Staff Picks

The first staff person I spoke with this month was Daralyn James, who has been working at the Co-op in the meat department for a year and a half. For her pick this month Darlyn chose the Wallaby whole milk plain Greek yogurt. She said it is a product she finds to be a very useful staple in her kitchen as it is great as a standalone meal, but can also be a good substitute for sour cream and mayonnaise. She thinks it has a nice texture, and is not too tangy. Daralyn says she generally eats it for breakfast or after a workout because it contains a lot of protein and very little sugar compared to some of the competing brands.

Wallaby Yogurt Company was started in 1996 in the San Francisco Bay area and has been expanding ever since. The catalyst for this company came from a trip in 1992 by founders Jerry and Faith, who traveled to Australia for a vacation. They discovered a style of yogurt that simply wasn’t available in American markets and made up their minds to try and reproduce this style back home. Rather than adding gelatins for thickness, as is standard practice for many yogurt companies, Wallaby uses a slow cooking process to create naturally smooth and creamy textured yogurt (Wallaby Yogurt, 2017). All their yogurts are organic and kosher and are gluten free, non-GMO, and without antibiotics, hormones, pesticides, artificial sweeteners or colors.

The second staff-person I spoke with this month was Dustin Sipes. Dustin has been working as a Cashier for the Co-op since last fall. For his recommendation this month, Dustin chose the Big Dipper Wax works beeswax candles. Dustin says he chose this product because the scents are fantastic, but he also likes that they are one hundred percent beeswax and contain no artificial waxes and have lead free wicks. Dustin told me that because beeswax has a very low melting point, if there is a little wax left after the candle has burned down, it can be melted in a warmer (like scentsy, but better). Dustin also likes to support this company because it is a P6 company (made in Washington), and he feels that many of their production decisions reflect a socially conscious ethic. A couple of his favorite scents include Rapture and Clarity.

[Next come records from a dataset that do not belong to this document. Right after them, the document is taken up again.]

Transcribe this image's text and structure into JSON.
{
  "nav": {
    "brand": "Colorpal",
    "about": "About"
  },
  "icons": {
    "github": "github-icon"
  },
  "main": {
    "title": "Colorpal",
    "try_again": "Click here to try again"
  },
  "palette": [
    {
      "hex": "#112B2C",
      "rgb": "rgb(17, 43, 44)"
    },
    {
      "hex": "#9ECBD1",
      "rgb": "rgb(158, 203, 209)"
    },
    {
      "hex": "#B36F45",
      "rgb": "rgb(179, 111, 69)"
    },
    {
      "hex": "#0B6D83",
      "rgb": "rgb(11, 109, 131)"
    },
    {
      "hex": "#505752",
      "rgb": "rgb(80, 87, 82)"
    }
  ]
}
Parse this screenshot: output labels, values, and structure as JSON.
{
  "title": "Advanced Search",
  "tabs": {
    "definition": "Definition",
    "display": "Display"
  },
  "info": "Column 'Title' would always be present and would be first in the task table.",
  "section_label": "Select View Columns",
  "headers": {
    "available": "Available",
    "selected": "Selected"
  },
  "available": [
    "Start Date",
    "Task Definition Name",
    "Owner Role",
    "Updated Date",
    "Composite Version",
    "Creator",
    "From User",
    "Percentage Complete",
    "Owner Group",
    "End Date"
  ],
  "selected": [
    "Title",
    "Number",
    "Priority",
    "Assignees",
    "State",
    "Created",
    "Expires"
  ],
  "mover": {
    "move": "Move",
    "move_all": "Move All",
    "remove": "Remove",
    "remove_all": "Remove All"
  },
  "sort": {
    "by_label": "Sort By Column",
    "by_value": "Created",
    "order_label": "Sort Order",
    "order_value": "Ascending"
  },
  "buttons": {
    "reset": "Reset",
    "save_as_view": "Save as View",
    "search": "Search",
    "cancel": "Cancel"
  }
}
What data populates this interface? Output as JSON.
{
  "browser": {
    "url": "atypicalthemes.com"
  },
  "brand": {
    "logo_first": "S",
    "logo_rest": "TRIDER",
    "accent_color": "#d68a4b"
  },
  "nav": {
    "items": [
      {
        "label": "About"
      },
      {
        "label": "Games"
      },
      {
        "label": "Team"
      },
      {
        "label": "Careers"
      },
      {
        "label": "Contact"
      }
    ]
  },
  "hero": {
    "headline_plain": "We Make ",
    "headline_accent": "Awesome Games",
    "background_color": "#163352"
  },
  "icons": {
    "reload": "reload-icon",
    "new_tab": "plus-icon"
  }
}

Big Dipper Wax Works got its start back in 1993, after a stargazing session on the Olympic Peninsula led to the founder’s epiphany of a company named after “The Big Dipper” that would produce hand “dipped” beeswax candles (Dig Dipper Wax Works, 2017). Their beeswax is filtered via a natural clay process that cleans the wax of impurities, while retaining its natural color and aroma. These candles are produced by hand in small batches. The beautiful color and honey-like fragrance of the candles comes from the pollen and nectar of the flowers that the bees are pollinating. The color is dependent upon what particular crop the bees have been pollinating. For instance, pollination of dark berries will result in a much darker wax with tones of brown. Pollination of clover results in a bright, golden colored wax. These candles are completely non-toxic and tend to have a longer burn time than candles made from other waxes.

References

Wallaby Yogurt. (2017). About Us. Retrieved from Wallaby Yogurt: wallabyyogurt.com/about-us/faq

Dig Dipper Wax Works. (2017). Our Story. Retrieved from Big Dipper Wax Works: www.bigdipperwaxworks.com/index.cfm?fuseaction=page.display&page_id=36